View Full Version : Ahh crap.

06-19-2010, 06:37 PM
Quick background: I'm a sysadmin for a large web hosting company. We have 2 data centers, one in the main office, one in an old word processing company's facility. I work by myself most shifts in the latter, as a caretaker for about 500 servers. We're in the middle of a LOT of upgrades, software and hardware. </background>

We had a meeting the other day for all lower level admins and level 3 techs with the CEO. There's a WTF involved with the CEO that I'll have to leave for another day, as I'm still somewhat miffed about the issue, and can't write well when miffed. To allow the day shift junior admin to attend the meeting, a senior admin I don't particularly like and have griped about before (the one who likes to make a public example of everyone who does anything remotely wrong) took his place.

After the meeting, I met up with the senior admin here at work. Right as I get in, the server the CEO's website is on crashes, and doesn't come back up after a reboot.

Senior admin takes a look, determines that /var is totally kaput - an fsck starts throwing all files in the partition into the lost+found directory. This means the partition is just gone, with no hope of saving it.

His answer to this problem is "well...have fun with this backup restore. I'm going home." >_<

I spent 9 hours that day JUST working with this box. The issues lasted for another 12 hours, which the grave shift got to finish handling.

Another box just up and died in the same manner. I'm in the process of trying to repair the damage now. Figures it goes tits up right as I'm walking out the door for a caffeine run. :-(

The cause for this? We just migrated /var**** and a lot of other partitions over to ext3* from reiserfs** (affectionately called murderfs in some circles) In the migration, the fstab*** was not updated to show the correct options that should be there to reduce filesystem damage over time. This means we have about 800 ticking time bombs between all data centers of boxes that may or may not come back from a reboot.

Geek to english key:
*: ext3 is the default filesystem in linux. it's a great filesystem, and handles files well. It's older, and is showing it's age. There are newer and better out there, but ext3 is most stable and reliable, and therefore default.
**: reiser was developed by Hans Reiser, recently convicted of murdering his wife, thus murderfs. It has a lot of neat features, and is best suited for small filesystems, but in practice tends to go timebomb in a large environment and just eat all your data.
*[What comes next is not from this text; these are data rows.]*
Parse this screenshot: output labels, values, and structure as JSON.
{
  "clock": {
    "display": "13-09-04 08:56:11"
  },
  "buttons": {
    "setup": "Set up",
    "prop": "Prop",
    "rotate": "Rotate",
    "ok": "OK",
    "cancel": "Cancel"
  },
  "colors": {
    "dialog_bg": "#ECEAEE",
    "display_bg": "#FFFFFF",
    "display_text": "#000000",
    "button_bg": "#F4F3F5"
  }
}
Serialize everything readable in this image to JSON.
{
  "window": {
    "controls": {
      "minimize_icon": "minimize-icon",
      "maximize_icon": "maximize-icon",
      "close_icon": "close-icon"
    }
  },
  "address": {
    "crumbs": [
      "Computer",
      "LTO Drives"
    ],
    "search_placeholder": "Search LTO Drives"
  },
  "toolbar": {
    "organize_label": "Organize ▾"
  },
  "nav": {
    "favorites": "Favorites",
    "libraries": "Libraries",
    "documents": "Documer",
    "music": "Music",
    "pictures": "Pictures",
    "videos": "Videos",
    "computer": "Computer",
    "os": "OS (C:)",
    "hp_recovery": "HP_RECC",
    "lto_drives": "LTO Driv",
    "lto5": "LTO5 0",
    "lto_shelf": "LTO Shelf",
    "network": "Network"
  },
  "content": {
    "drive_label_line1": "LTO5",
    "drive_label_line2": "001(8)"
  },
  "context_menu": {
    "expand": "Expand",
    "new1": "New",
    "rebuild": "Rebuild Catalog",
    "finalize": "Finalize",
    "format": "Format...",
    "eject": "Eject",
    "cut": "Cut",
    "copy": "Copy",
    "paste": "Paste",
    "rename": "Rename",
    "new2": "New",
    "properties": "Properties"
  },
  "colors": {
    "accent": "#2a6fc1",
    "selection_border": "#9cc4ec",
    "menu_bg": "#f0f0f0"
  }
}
For this reason, we're getting off reiser.
***: /etc/fstab is the file in linux where all filesystems are recorded. you can mount a volume without it being in fstab, but for filesystems that must be mounted at boot, like in a server environment, this is where everything goes.
****: /var is a system partition, and is where log files, temporary files, and a few other generally dynamic items go. As a side note, mysql databases go to /var/lib/mysql. This is its own drive in most cases, fortunately, and would be unaffected by /var going kablooie.

Der Cute
06-19-2010, 09:53 PM
So, for some reason, people didn't plan ahead and think: hmm. this file size MIGHT get bigger than X gb, which will then result in totally hosed files.
Even though .ext3 works great with this file now, the file will get bigger and need different handling....meaning we should NOW migrate to something else....

I hate it when people cut nose off like that.


06-20-2010, 05:35 PM
I hate it when people cut nose off like that.


actually, our problem was with not doing writeback caching and stuff that reiser does by default, but ext3 doesn't. ext3 is fine for our homedirs, but our massive backup boxes, which I'll have to take a photo of later, use xfs. The backup boxen are 5 (with an optional 6th) 36 port 4u chassis hooked up via eSAS, loaded with 2TB drives. That's right. Before the RAID6, that's 360TB in one box, with the option of another 72TB, for 432TB of storage. We split the monster stack of drives into 20TB segments, which allow us to back up up to 5 home directories (daily and weekly backups of 2TB home directories.)

Re the FS issues, that's what ZFS in Solaris, and btrfs in linux are for. They have some great new features like dynamic volume growing, fault tolerance, and max volume and file size in the EiB range - specifically 16 EiB for both volume and file size.